Your carriage awaits. Up until the disasters of the 1950s, Chrysler had a reputation for superb quality. Our featured car is 18 feet long, rides on a 127.5 inch wheelbase, and weighs in at 4100 pounds. All this promised a very smooth ride.
Paul wrote up a 1946 Town & Country. It is very similar to the featured car but much more expensive due to all of the wood body parts.
This was a luxurious interior in 1948. To my way of thinking, it still is. I’ll bet that more than a few New Yorker owners had drivers and mostly rode in the back seat.
Even if the owner drove it himself, this was a very nice place to be.
Possibly the best Art Deco radio ever.
Pure luxury. The mileage is thought to be original.
Fluid Drive was Chrysler’s semi automatic offering, and it was quite the novelty. It seems that owners needed a lot of training in how to use it. Here is a brochure that explains it all.
The grill is sometimes referred to as a harmonica grill.
Plenty of room to work.

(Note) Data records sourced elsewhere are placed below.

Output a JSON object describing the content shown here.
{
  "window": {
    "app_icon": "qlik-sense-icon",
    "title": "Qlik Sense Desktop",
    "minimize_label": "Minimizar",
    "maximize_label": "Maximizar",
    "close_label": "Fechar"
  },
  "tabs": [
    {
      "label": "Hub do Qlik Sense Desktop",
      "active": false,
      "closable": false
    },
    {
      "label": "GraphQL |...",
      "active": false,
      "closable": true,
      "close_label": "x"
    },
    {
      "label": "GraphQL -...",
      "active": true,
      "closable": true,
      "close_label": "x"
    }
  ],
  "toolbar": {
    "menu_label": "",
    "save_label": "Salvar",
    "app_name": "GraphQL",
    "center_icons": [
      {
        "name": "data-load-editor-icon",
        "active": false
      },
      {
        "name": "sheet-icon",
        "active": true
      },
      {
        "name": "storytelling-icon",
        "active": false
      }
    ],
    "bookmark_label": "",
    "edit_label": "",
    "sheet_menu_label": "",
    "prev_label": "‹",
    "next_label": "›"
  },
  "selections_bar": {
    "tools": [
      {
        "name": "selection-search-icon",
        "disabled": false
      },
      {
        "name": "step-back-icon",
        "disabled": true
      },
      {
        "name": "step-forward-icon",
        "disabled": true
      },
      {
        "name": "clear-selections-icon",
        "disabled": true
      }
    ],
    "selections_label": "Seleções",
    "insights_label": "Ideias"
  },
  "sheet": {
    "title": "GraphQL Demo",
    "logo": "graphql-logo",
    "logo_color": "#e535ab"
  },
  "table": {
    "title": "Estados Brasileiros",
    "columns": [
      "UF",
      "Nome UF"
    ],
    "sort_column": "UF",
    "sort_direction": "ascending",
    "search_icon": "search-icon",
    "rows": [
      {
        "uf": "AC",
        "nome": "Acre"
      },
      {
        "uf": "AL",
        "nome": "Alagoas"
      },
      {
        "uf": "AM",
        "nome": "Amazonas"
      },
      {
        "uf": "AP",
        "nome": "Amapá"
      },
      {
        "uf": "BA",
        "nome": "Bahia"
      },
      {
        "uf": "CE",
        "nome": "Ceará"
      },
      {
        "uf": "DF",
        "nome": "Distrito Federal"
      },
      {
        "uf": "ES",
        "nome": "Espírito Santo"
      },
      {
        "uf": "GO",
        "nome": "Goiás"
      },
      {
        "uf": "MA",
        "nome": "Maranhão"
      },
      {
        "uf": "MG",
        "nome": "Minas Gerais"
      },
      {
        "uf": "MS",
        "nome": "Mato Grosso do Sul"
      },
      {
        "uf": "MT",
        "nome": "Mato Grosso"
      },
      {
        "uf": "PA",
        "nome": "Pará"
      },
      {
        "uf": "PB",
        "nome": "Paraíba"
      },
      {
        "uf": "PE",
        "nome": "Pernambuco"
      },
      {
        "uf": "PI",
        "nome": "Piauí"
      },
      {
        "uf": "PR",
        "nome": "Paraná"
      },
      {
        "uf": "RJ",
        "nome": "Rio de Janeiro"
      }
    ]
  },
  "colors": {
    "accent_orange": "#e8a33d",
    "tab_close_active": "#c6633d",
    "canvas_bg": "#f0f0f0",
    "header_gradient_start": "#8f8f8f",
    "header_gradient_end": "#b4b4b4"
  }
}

The flathead straight eight was a masterpiece in 1934 but it was getting to be a bit out of date by 1948. This 323.5 cubic incher was advertised as making 135 horsepower and 270 foot-pounds of torque. Chrysler knew they had to catch up. While this engine was being made, the Chrysler engineering department was busy getting the FirePower V-8 ready for a 1950 introduction in the 1951 models. The FirePower was a hemi but was not called that in the beginning. Here is a bunch of info on all Chrysler flathead engines.
The problem with the straight eight is that it is plenty thirsty. Just look at the size of that carburetor.
Chrysler was serious about quality engineering. You may rest assured that this air cleaner really did the job.
In 1948 a windshield washer was a real luxury.
Just to be sure the purchaser knew he had a Chrysler. Here is the 1946 Owner’s Manual, 52 pages, our recent car had over 400 pages!
One more trim detail.